And on Friday evening, the prospects of an agreement suddenly dimmed when House of Representatives Speaker John Boehner, broke off talks with Obama, saying they had become futile because the President was demanding an increase in taxes.
It all means that just as companies once formulated expensive backup Y2K plans just in case computer systems couldn't recognize the date Jan 1, 2000, investors are devising ways to cope with financial markets pandemonium if the worst happens and the government of the world's biggest economy runs out of cash.
Ringing in their ears are dire warnings from the guardians of the nation's financial well-being - Federal Reserve Chairman Ben Bernanke said only last week that a default would be "calamitous."
In some cases, bankers are delaying their summer holidays, while companies are making sure they have plenty of access to cash, and investors are being told to hedge their portfolios, with gold one favored asset for that.
"We've to some degree taken on a defensive posture. We are now at 10 percent cash with so much uncertainty. In April, we were at 2 percent," said Keith Wirtz, chief investment officer at Fifth Third Asset Management, with $18 billion in assets.
At Morgan Stanley in New York it is all hands on deck at a time when many traders might otherwise be expected to be off to the beaches and the lavish mansions of The Hamptons, a very short helicopter ride from the city.
"I can tell you that we don't have any empty seats on the floor," said Jim Caron, global head of interest rate strategy at Morgan Stanley in New York.
"That will absolutely be the case the week of August 2nd," he added. "Even with summer, no one is out of here at 4:30."
Many are dogged by flashbacks to the financial chaos in September 2008 after the Lehman Brothers collapse, and the failure of lawmakers to pass legislation to authorize a $700 billion government bailout of the banks, which sent markets into a tailspin.
General Electric Co, which was hit badly by those events, has boosted its cash holdings and cut its long-term debt in the past three years to put it in a better position to withstand such events.
The largest U.S. conglomerate now holds $91 billion in cash on its books and has $40 billion in short-term debt, compared with the $16 billion in cash and $90 billion in short-term debt it had three years ago.
"The main thing that we've done and it's not specifically for the discussion going on in the U.S. about raising the debt ceiling or the European issue, is we just have dramatically increased our liquidity," said Chief Financial Officer Keith Sherin, in an interview.

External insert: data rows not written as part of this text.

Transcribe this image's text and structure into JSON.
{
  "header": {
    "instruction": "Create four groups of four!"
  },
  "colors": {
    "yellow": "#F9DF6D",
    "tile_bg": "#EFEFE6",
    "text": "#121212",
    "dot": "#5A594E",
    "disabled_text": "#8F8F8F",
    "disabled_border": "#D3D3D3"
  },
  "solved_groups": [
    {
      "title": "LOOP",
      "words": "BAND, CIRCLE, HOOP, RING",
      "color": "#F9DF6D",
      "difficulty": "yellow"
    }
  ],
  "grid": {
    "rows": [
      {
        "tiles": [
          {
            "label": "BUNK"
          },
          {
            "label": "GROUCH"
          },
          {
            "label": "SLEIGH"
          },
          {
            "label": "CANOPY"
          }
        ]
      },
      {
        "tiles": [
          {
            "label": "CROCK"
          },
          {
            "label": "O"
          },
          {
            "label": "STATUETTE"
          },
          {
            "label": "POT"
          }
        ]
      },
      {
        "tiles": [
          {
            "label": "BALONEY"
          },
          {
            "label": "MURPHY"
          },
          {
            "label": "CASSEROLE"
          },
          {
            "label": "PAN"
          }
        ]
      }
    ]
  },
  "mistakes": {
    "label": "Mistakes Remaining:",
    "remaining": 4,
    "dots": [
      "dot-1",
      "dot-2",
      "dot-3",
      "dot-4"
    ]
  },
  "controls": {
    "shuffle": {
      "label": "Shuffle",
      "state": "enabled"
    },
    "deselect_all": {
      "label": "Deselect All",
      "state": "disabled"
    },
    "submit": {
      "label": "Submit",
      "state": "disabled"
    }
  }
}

"It's part of our stress test that we do with our team and our regulatory and board members to be able to operate the company in the event of a significant external disruption."

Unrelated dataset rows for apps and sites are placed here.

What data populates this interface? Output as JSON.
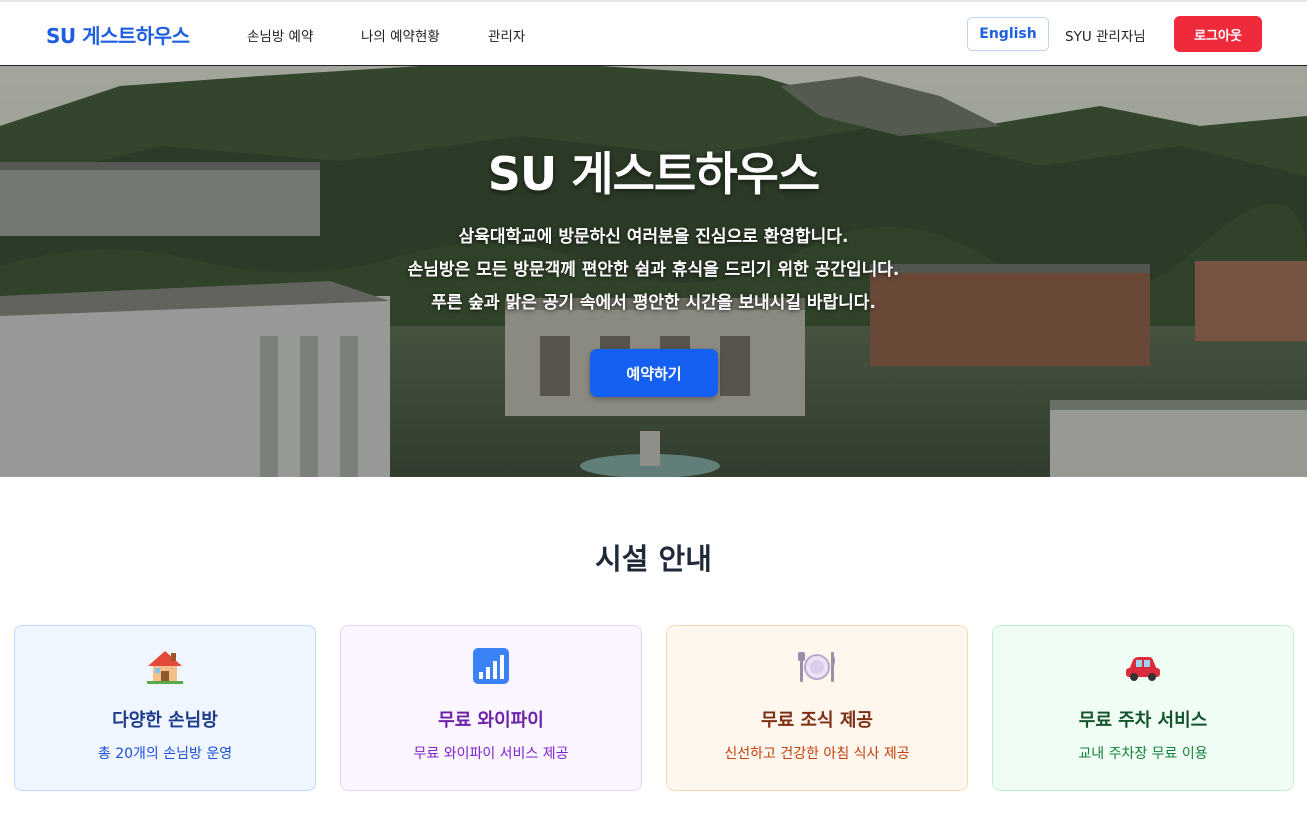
{
  "header": {
    "brand": "SU 게스트하우스",
    "nav": [
      {
        "label": "손님방 예약"
      },
      {
        "label": "나의 예약현황"
      },
      {
        "label": "관리자"
      }
    ],
    "language_button": "English",
    "user_name": "SYU 관리자님",
    "logout_button": "로그아웃"
  },
  "hero": {
    "title": "SU 게스트하우스",
    "lines": [
      "삼육대학교에 방문하신 여러분을 진심으로 환영합니다.",
      "손님방은 모든 방문객께 편안한 쉼과 휴식을 드리기 위한 공간입니다.",
      "푸른 숲과 맑은 공기 속에서 평안한 시간을 보내시길 바랍니다."
    ],
    "cta": "예약하기"
  },
  "facilities": {
    "title": "시설 안내",
    "cards": [
      {
        "icon": "house-icon",
        "title": "다양한 손님방",
        "desc": "총 20개의 손님방 운영"
      },
      {
        "icon": "signal-bars-icon",
        "title": "무료 와이파이",
        "desc": "무료 와이파이 서비스 제공"
      },
      {
        "icon": "plate-cutlery-icon",
        "title": "무료 조식 제공",
        "desc": "신선하고 건강한 아침 식사 제공"
      },
      {
        "icon": "car-icon",
        "title": "무료 주차 서비스",
        "desc": "교내 주차장 무료 이용"
      }
    ]
  },
  "colors": {
    "brand": "#1d5fe0",
    "cta": "#1560f0",
    "logout": "#ef2b3b"
  }
}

Industrial equipment giant Caterpillar Inc is more worried about the impact on the confidence of its customers of Washington's debt and deficit arguments as it is about its own resilience, according to its Chief Financial Officer Ed Rapp.
He said the company has very diversified funding sources and strong cash flow. "I think we're in a good position in the event you get some disruption for a period of time."
For investors it is all about hedging risk to a greater extent than normal, which means assets that will retain their value if the dollar, U.S. stocks and U.S. government bonds head south.
John Taylor, chief executive officer of the $8-billion currency hedge fund FX Concepts, said he believes gold, which is close to a record having surged over $1600 an ounce on Friday, will trade higher for another two to three months.
(This story was corrected to fix job title of S&P's Chambers in 23rd paragraph)